“Stretch is the key ingredient for our denim and remains the core of our business,” says Binder. “Those merchants who believe in our stretch denim have greatly increased their buys over the past several seasons. Their consumers are going for the comfort and fit of stretch.”

Says Jack of Spades’ Daniel Mann: “Except for some of the youngest customers, men seem to want jeans that are more relaxed and laid-back. They don’t want anything too tight.”

“We’re basically reducing our number of fits and focusing on the slimmer fit that our customers have always been attracted to,” says Poisson. “But we’re bringing back some looser fits here and there.”

This desire for comfort means that stretch is here to stay, although for some, it could play a less important role than in previous seasons, “Stretch jeans remain bigger, in terms of sales, than a more traditional fit,” agrees Gary Flynn, president and co-owner of M. Dumas and Sons in Charleston, South Carolina. “But not every guy is looking for stretch anymore. The more mature guy wants to come back to a pure denim feel – all cotton with no elastic. They say they want a jean that feels like a jean.”

Am I Blue?

Dark blue remains the most popular color for denim and 2023 will see more manufacturers offering blue selvedge jeans, including Raleigh Denim Workshop, Liverpool, and Devil-Dog Dungarees. “For spring, we’re releasing a limited edition selvedge jean. There are only 75 pairs in honor of our 75th anniversary,” says Connelly. “It’s the first time we’re trying a jean without stretch, although it will fit like our slim/straight jean.”

“Basic blue remains the core color of our denim business,” says 34 Heritage’s Senior Sales Manager Ugur Caymaz, adding that the company has also seen an uptick in sales of black jeans.

“Our customers want the familiar blue denim, although in a lot of different washes. Black pants are also selling well,” says True Religion’s Wells.

Color My World

Still, customers are beginning to expand their wardrobes — and experiment with other shades.

Raleigh Denim

“There’s a bit of a push for light-colored and more washed-out denim – like some of the washes you saw 30 years ago,” says Flynn. “Starting last fall, we got a lot of requests for light blue for Spring 2023.”
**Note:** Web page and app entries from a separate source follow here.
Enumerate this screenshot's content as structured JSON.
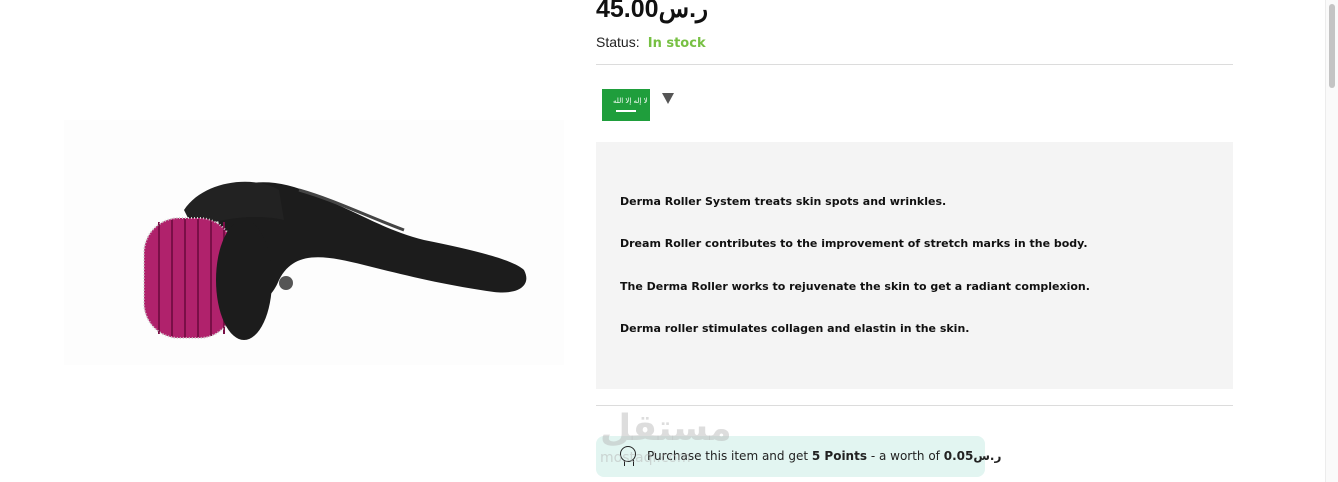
{
  "product": {
    "price": "45.00ر.س",
    "status_label": "Status:",
    "status_value": "In stock",
    "flag_text": "لا إله إلا الله",
    "description": [
      "Derma Roller System treats skin spots and wrinkles.",
      "Dream Roller contributes to the improvement of stretch marks in the body.",
      "The Derma Roller works to rejuvenate the skin to get a radiant complexion.",
      "Derma roller stimulates collagen and elastin in the skin."
    ],
    "points": {
      "prefix": "Purchase this item and get",
      "points": "5 Points",
      "middle": "- a worth of",
      "amount": "0.05ر.س"
    }
  },
  "watermark": {
    "text": "مستقل",
    "sub": "mostaql.com"
  },
  "colors": {
    "in_stock": "#77c043",
    "flag_green": "#1f9e3c",
    "desc_bg": "#f4f4f4",
    "points_bg": "#e2f5f1",
    "roller_pink": "#b0226c",
    "handle_black": "#1c1c1c"
  }
}
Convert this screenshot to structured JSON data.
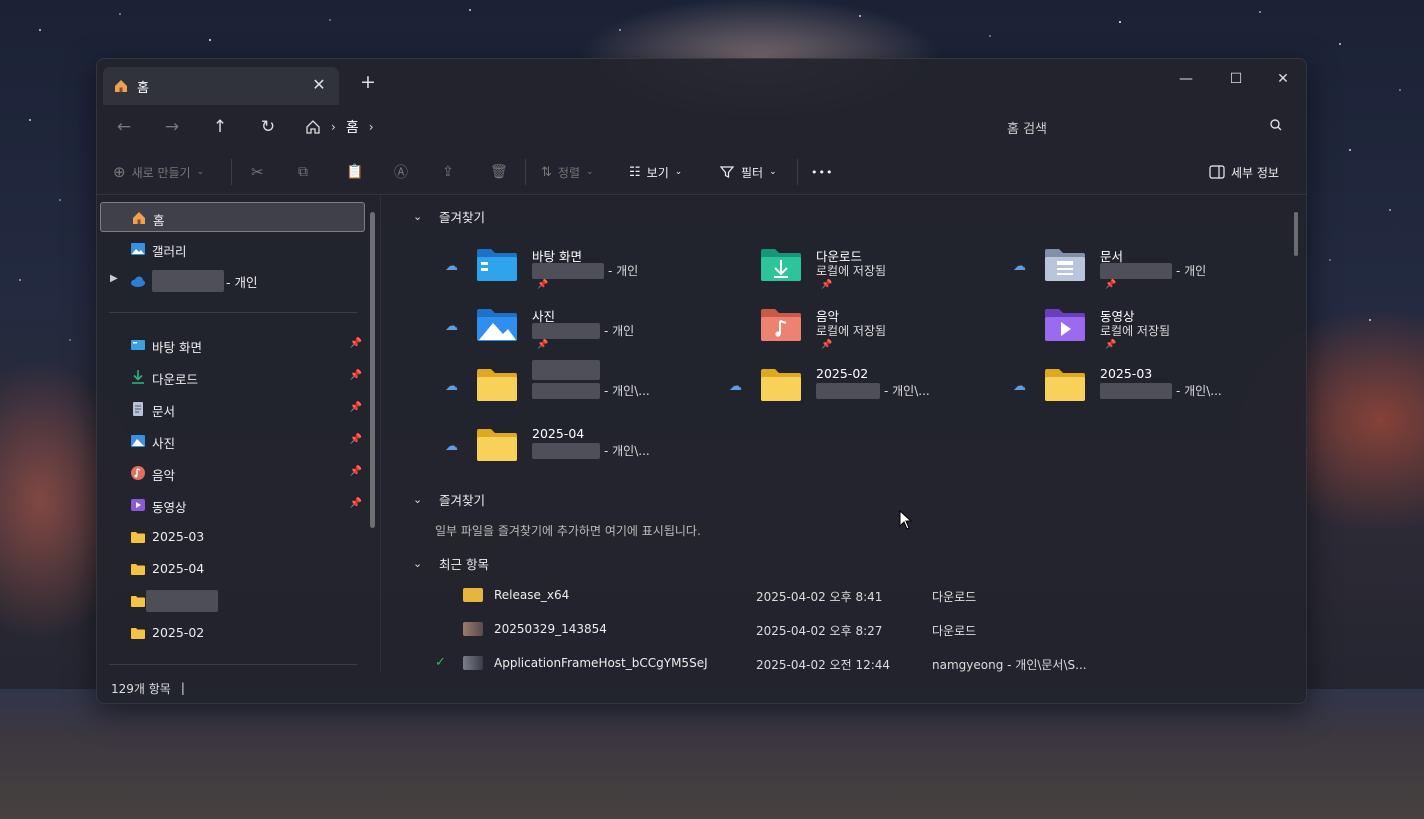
{
  "tab": {
    "title": "홈",
    "close": "✕",
    "new": "+"
  },
  "window_controls": {
    "minimize": "—",
    "maximize": "☐",
    "close": "✕"
  },
  "nav": {
    "back": "←",
    "forward": "→",
    "up": "↑",
    "refresh": "↻",
    "breadcrumb_home": "홈",
    "sep": "›"
  },
  "search": {
    "placeholder": "홈 검색"
  },
  "toolbar": {
    "new": "새로 만들기",
    "sort": "정렬",
    "view": "보기",
    "filter": "필터",
    "more": "•••",
    "details": "세부 정보"
  },
  "sidebar": {
    "home": "홈",
    "gallery": "갤러리",
    "onedrive_suffix": "- 개인",
    "pinned": [
      {
        "label": "바탕 화면",
        "icon": "desktop-icon",
        "color": "#3aa0e0"
      },
      {
        "label": "다운로드",
        "icon": "download-icon",
        "color": "#2fb37f"
      },
      {
        "label": "문서",
        "icon": "document-icon",
        "color": "#b7c3d6"
      },
      {
        "label": "사진",
        "icon": "pictures-icon",
        "color": "#3b8fe0"
      },
      {
        "label": "음악",
        "icon": "music-icon",
        "color": "#e07060"
      },
      {
        "label": "동영상",
        "icon": "video-icon",
        "color": "#8a5ad6"
      }
    ],
    "folders": [
      "2025-03",
      "2025-04",
      "",
      "2025-02"
    ]
  },
  "sections": {
    "quick_access": "즐겨찾기",
    "favorites": "즐겨찾기",
    "favorites_hint": "일부 파일을 즐겨찾기에 추가하면 여기에 표시됩니다.",
    "recent": "최근 항목"
  },
  "quick_access": [
    {
      "name": "바탕 화면",
      "sub": "- 개인",
      "cloud": true,
      "pinned": true,
      "icon": "desktop-folder-icon"
    },
    {
      "name": "다운로드",
      "sub": "로컬에 저장됨",
      "cloud": false,
      "pinned": true,
      "icon": "download-folder-icon"
    },
    {
      "name": "문서",
      "sub": "- 개인",
      "cloud": true,
      "pinned": true,
      "icon": "documents-folder-icon"
    },
    {
      "name": "사진",
      "sub": "- 개인",
      "cloud": true,
      "pinned": true,
      "icon": "pictures-folder-icon"
    },
    {
      "name": "음악",
      "sub": "로컬에 저장됨",
      "cloud": false,
      "pinned": true,
      "icon": "music-folder-icon"
    },
    {
      "name": "동영상",
      "sub": "로컬에 저장됨",
      "cloud": false,
      "pinned": true,
      "icon": "videos-folder-icon"
    },
    {
      "name": "",
      "sub": "- 개인\\...",
      "cloud": true,
      "pinned": false,
      "icon": "folder-icon"
    },
    {
      "name": "2025-02",
      "sub": "- 개인\\...",
      "cloud": true,
      "pinned": false,
      "icon": "folder-icon"
    },
    {
      "name": "2025-03",
      "sub": "- 개인\\...",
      "cloud": true,
      "pinned": false,
      "icon": "folder-icon"
    },
    {
      "name": "2025-04",
      "sub": "- 개인\\...",
      "cloud": true,
      "pinned": false,
      "icon": "folder-icon"
    }
  ],
  "recent": [
    {
      "name": "Release_x64",
      "date": "2025-04-02 오후 8:41",
      "location": "다운로드",
      "status": ""
    },
    {
      "name": "20250329_143854",
      "date": "2025-04-02 오후 8:27",
      "location": "다운로드",
      "status": ""
    },
    {
      "name": "ApplicationFrameHost_bCCgYM5SeJ",
      "date": "2025-04-02 오전 12:44",
      "location": "namgyeong - 개인\\문서\\S...",
      "status": "synced"
    }
  ],
  "status": {
    "count": "129개 항목",
    "sep": "|"
  }
}
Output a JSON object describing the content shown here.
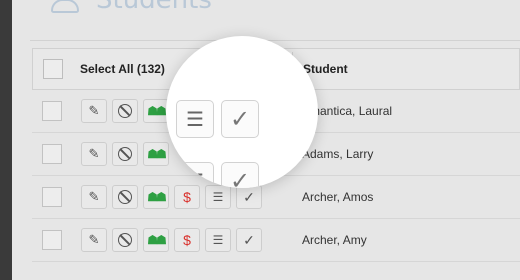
{
  "header": {
    "title": "Students",
    "icon": "user-icon"
  },
  "table": {
    "select_all_label": "Select All (132)",
    "student_column": "Student",
    "rows": [
      {
        "name": "Amantica, Laural"
      },
      {
        "name": "Adams, Larry"
      },
      {
        "name": "Archer, Amos"
      },
      {
        "name": "Archer, Amy"
      }
    ]
  },
  "actions": {
    "edit_icon": "pencil-icon",
    "block_icon": "block-icon",
    "group_icon": "group-icon",
    "fee_icon": "dollar-icon",
    "list_icon": "list-icon",
    "check_icon": "check-icon",
    "group_color": "#2ea043",
    "fee_color": "#d9312c"
  }
}
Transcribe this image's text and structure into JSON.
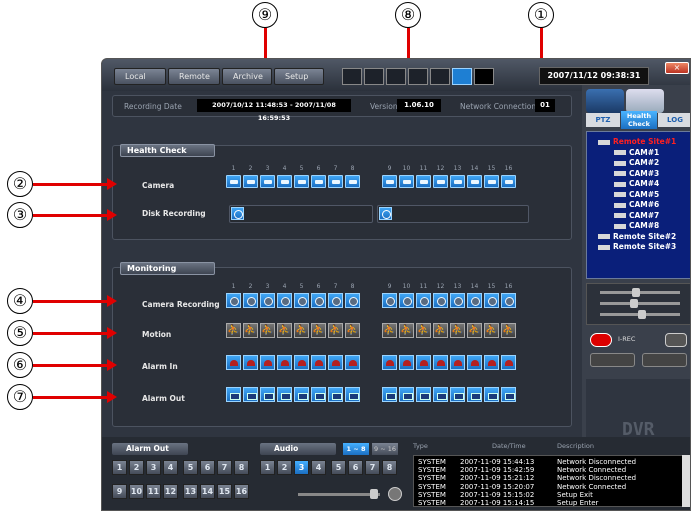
{
  "callouts": [
    "⑨",
    "⑧",
    "①",
    "②",
    "③",
    "④",
    "⑤",
    "⑥",
    "⑦"
  ],
  "toolbar": {
    "local": "Local",
    "remote": "Remote",
    "archive": "Archive",
    "setup": "Setup",
    "datetime": "2007/11/12 09:38:31"
  },
  "info": {
    "recording_label": "Recording Date",
    "recording_value": "2007/10/12 11:48:53 - 2007/11/08 16:59:53",
    "version_label": "Version",
    "version_value": "1.06.10",
    "network_label": "Network Connections",
    "network_value": "01"
  },
  "health": {
    "title": "Health Check",
    "camera_label": "Camera",
    "disk_label": "Disk Recording",
    "channels": [
      "1",
      "2",
      "3",
      "4",
      "5",
      "6",
      "7",
      "8",
      "9",
      "10",
      "11",
      "12",
      "13",
      "14",
      "15",
      "16"
    ]
  },
  "monitoring": {
    "title": "Monitoring",
    "camera_recording_label": "Camera Recording",
    "motion_label": "Motion",
    "alarm_in_label": "Alarm In",
    "alarm_out_label": "Alarm Out"
  },
  "side": {
    "tabs": [
      "PTZ",
      "Health Check",
      "LOG"
    ],
    "tree": [
      "Remote Site#1",
      "CAM#1",
      "CAM#2",
      "CAM#3",
      "CAM#4",
      "CAM#5",
      "CAM#6",
      "CAM#7",
      "CAM#8",
      "Remote Site#2",
      "Remote Site#3"
    ],
    "rec_label": "I-REC",
    "logo": "DVR"
  },
  "bottom": {
    "alarm_out_title": "Alarm Out",
    "audio_title": "Audio",
    "audio_range_a": "1 ~ 8",
    "audio_range_b": "9 ~ 16",
    "alarm_buttons_row1": [
      "1",
      "2",
      "3",
      "4",
      "5",
      "6",
      "7",
      "8"
    ],
    "alarm_buttons_row2": [
      "9",
      "10",
      "11",
      "12",
      "13",
      "14",
      "15",
      "16"
    ],
    "audio_buttons": [
      "1",
      "2",
      "3",
      "4",
      "5",
      "6",
      "7",
      "8"
    ],
    "audio_selected": "3",
    "log_headers": [
      "Type",
      "Date/Time",
      "Description"
    ],
    "log_rows": [
      [
        "SYSTEM",
        "2007-11-09 15:44:13",
        "Network Disconnected"
      ],
      [
        "SYSTEM",
        "2007-11-09 15:42:59",
        "Network Connected"
      ],
      [
        "SYSTEM",
        "2007-11-09 15:21:12",
        "Network Disconnected"
      ],
      [
        "SYSTEM",
        "2007-11-09 15:20:07",
        "Network Connected"
      ],
      [
        "SYSTEM",
        "2007-11-09 15:15:02",
        "Setup Exit"
      ],
      [
        "SYSTEM",
        "2007-11-09 15:14:15",
        "Setup Enter"
      ]
    ]
  },
  "colors": {
    "accent": "#1e7fd3",
    "annotation": "#e00000",
    "tree_active": "#ff2020"
  }
}
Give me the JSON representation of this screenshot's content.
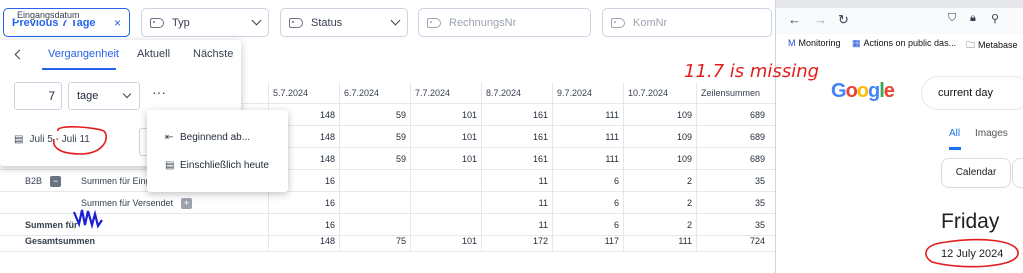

“Colored denim now accounts for about 20 percent of our business, which includes many styles in earth tones, greens, and greys,” notes Liverpool’s D’Angelo.

“We’re doing lots of coated denim, which gives the jeans not just a great look, but a feel of durability,” says Poisson, “For fall, we’re trending darker, including burgundies, pines, and blacks.”

“Denim continues to be the one necessary staple in every man’s wardrobe, which is why I’m happy to see more variety in fabrication, fit, color, and washes,” says Beth Zinman, co-owner of Shopexecutive. com. “All of this is proof of just how essential a great pair of multi-purpose jeans are to the average guy.”

And to the retailer’s bottom line!